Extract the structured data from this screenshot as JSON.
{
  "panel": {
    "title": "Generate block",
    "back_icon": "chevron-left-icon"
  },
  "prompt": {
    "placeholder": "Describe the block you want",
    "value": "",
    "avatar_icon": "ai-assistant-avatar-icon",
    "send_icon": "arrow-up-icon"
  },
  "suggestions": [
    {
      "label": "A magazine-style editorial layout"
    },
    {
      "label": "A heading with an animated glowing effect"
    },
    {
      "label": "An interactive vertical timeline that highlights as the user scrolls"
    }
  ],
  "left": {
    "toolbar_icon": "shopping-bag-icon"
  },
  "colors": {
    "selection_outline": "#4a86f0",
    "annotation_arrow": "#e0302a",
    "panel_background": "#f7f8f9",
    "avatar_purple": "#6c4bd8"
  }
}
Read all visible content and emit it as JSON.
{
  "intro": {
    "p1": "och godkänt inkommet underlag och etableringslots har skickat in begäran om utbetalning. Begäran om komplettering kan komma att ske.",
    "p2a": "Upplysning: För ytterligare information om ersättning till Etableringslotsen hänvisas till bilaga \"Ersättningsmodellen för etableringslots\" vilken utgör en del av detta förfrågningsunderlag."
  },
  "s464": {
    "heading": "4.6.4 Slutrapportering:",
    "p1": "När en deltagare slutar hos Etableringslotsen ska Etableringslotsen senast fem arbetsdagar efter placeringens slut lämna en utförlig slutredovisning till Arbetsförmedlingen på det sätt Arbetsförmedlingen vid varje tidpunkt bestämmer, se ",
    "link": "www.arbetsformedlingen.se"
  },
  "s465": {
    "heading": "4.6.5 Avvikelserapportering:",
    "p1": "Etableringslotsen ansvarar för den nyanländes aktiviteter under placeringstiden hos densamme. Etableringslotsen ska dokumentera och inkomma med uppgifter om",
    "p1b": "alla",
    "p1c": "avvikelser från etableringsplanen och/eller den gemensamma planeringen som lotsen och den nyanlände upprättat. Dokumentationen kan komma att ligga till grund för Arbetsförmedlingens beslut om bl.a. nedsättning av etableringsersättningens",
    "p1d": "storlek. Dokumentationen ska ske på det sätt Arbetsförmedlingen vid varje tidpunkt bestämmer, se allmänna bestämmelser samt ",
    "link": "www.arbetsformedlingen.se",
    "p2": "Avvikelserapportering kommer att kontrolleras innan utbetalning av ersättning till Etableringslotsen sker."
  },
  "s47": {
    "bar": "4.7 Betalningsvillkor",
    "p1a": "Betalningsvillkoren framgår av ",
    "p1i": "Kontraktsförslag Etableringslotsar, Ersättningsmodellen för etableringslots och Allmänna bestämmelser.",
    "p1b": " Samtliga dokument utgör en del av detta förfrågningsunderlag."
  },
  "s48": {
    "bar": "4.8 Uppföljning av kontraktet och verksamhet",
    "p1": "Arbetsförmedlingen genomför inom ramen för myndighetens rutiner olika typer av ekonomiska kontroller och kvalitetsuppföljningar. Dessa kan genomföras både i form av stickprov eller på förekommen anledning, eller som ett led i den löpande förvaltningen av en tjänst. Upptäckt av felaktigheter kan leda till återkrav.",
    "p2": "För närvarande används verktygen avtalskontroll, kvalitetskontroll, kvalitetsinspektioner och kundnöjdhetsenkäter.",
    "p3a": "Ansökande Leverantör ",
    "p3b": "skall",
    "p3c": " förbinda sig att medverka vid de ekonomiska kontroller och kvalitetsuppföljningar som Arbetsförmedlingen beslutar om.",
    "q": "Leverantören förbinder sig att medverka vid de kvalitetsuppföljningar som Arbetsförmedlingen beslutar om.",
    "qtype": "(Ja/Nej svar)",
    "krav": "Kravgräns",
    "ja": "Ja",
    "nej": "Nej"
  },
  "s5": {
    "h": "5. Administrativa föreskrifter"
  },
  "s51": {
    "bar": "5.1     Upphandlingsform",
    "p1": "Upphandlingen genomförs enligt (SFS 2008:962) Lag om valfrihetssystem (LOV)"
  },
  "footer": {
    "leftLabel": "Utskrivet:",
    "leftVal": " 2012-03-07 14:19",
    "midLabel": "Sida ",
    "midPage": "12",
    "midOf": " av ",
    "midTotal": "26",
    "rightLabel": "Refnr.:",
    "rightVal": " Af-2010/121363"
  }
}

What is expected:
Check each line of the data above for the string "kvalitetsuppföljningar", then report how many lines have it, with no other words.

Answer to this task:
3